Research Paper 04: Separating Luck from Skill

This study pitches investment skill against luck in track records.

The superior outperformance of Australian equity managers has led to a belief that their investment skill is better compared to their global peers. We ask whether this is really the case using Inalytics Peer Group database of institutional investor decisions. We examine whether superior track records equate to investment skill to explore what makes a skilful portfolio manager.

In our research paper, we analyse 62 Australian equity portfolios from Inalytics Peer Group Database to determine whether:
1. the outperformance and success come down to investment skill or luck; and
2. lessons can be learned from about investment skill to help improve the manager selection process.

Download the full study to learn more about how we go about identifying investment skill or contact us to learn more about how we analyse portfolios and decision making to improve the investment process and help select skilful portfolio managers.

Research Paper 03: Track Records – Luck or Judgement?

Does investment skill exist and, if so, how valuable are track records in measuring it? These are perennial questions in the investment industry where in reality a track record of outperformance can be the result of sustained investment skill, or the result of blind luck.

Research papers and industry insights have consistently shown that track records are poor guides to the future performance of investment strategies. They offer little insight into the analysis of investment behaviour and are therefore imperfect in helping asset owners perform effective portfolio manager analysis. We strongly believe that looking beyond track records and working to understand the investment behaviour that drive track records can offer far more insight.

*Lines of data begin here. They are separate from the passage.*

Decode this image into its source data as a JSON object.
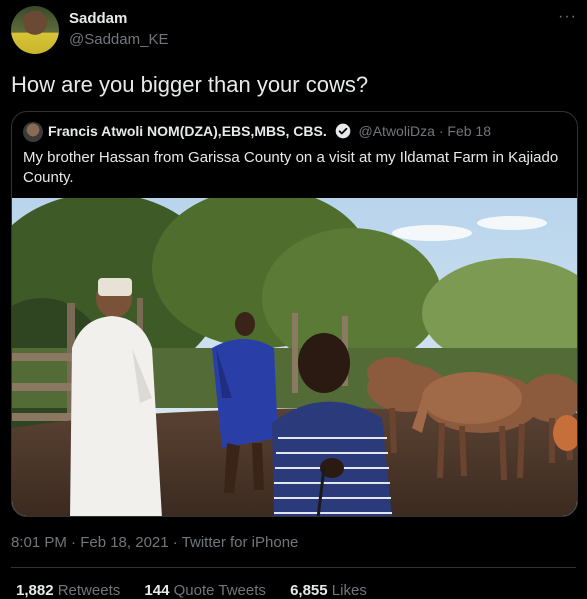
{
  "tweet": {
    "author_name": "Saddam",
    "author_handle": "@Saddam_KE",
    "more_label": "···",
    "text": "How are you bigger than your cows?",
    "timestamp": "8:01 PM · Feb 18, 2021 · Twitter for iPhone"
  },
  "quoted": {
    "author_name": "Francis Atwoli NOM(DZA),EBS,MBS, CBS.",
    "author_handle": "@AtwoliDza",
    "separator": "·",
    "date": "Feb 18",
    "text": "My brother Hassan from Garissa County on a visit at my Ildamat Farm in Kajiado County.",
    "verified": true
  },
  "stats": {
    "retweets_count": "1,882",
    "retweets_label": "Retweets",
    "quotes_count": "144",
    "quotes_label": "Quote Tweets",
    "likes_count": "6,855",
    "likes_label": "Likes"
  },
  "colors": {
    "background": "#000000",
    "text": "#e7e9ea",
    "muted": "#71767b",
    "border": "#2f3336"
  }
}
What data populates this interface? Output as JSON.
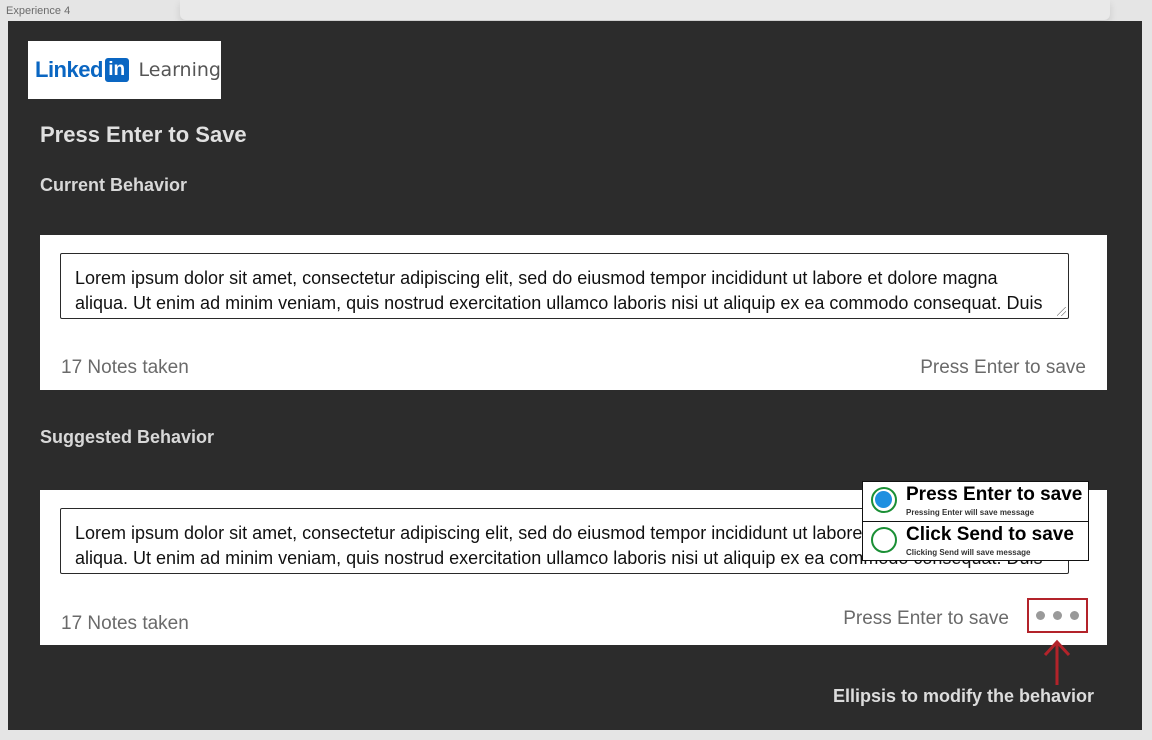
{
  "frame": {
    "label": "Experience 4"
  },
  "logo": {
    "linked": "Linked",
    "in": "in",
    "product": "Learning"
  },
  "page": {
    "title": "Press Enter to Save"
  },
  "current": {
    "heading": "Current Behavior",
    "note_text": "Lorem ipsum dolor sit amet, consectetur adipiscing elit, sed do eiusmod tempor incididunt ut labore et dolore magna aliqua. Ut enim ad minim veniam, quis nostrud exercitation ullamco laboris nisi ut aliquip ex ea commodo consequat. Duis aute irure dolor in reprehenderit in voluptate velit esse cillum dolore eu fugiat nulla pariatur.",
    "notes_count": "17 Notes taken",
    "enter_hint": "Press Enter to save"
  },
  "suggested": {
    "heading": "Suggested Behavior",
    "note_text": "Lorem ipsum dolor sit amet, consectetur adipiscing elit, sed do eiusmod tempor incididunt ut labore et dolore magna aliqua. Ut enim ad minim veniam, quis nostrud exercitation ullamco laboris nisi ut aliquip ex ea commodo consequat. Duis aute irure dolor in reprehenderit in voluptate velit esse cillum dolore eu fugiat nulla pariatur.",
    "notes_count": "17 Notes taken",
    "enter_hint": "Press Enter to save",
    "menu": {
      "options": [
        {
          "title": "Press Enter to save",
          "subtitle": "Pressing Enter will save message",
          "selected": true
        },
        {
          "title": "Click Send to save",
          "subtitle": "Clicking Send will save message",
          "selected": false
        }
      ]
    }
  },
  "annotation": {
    "text": "Ellipsis to modify the behavior"
  },
  "colors": {
    "canvas": "#2c2c2c",
    "linkedin_blue": "#0a66c2",
    "annotation_red": "#b3232a",
    "radio_green": "#1a8f35",
    "radio_fill": "#1e90e0"
  }
}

Our research used the Inalytics Peer Group Database, which contained over 215 long only equity portfolio and comprised around US$152bn of investment data by value. We focused our research on investigating how two key concepts – the Hit Rate and Win/Loss Ratio – can help inform how a portfolio manager generates alpha, and whether their track record can be relied upon as a useful indicator of skill.

Download the full study to learn more about how we go about identifying investment skill or contact us to learn more about how we analyse portfolios and decision making to improve the investment process and help select skilful portfolio managers.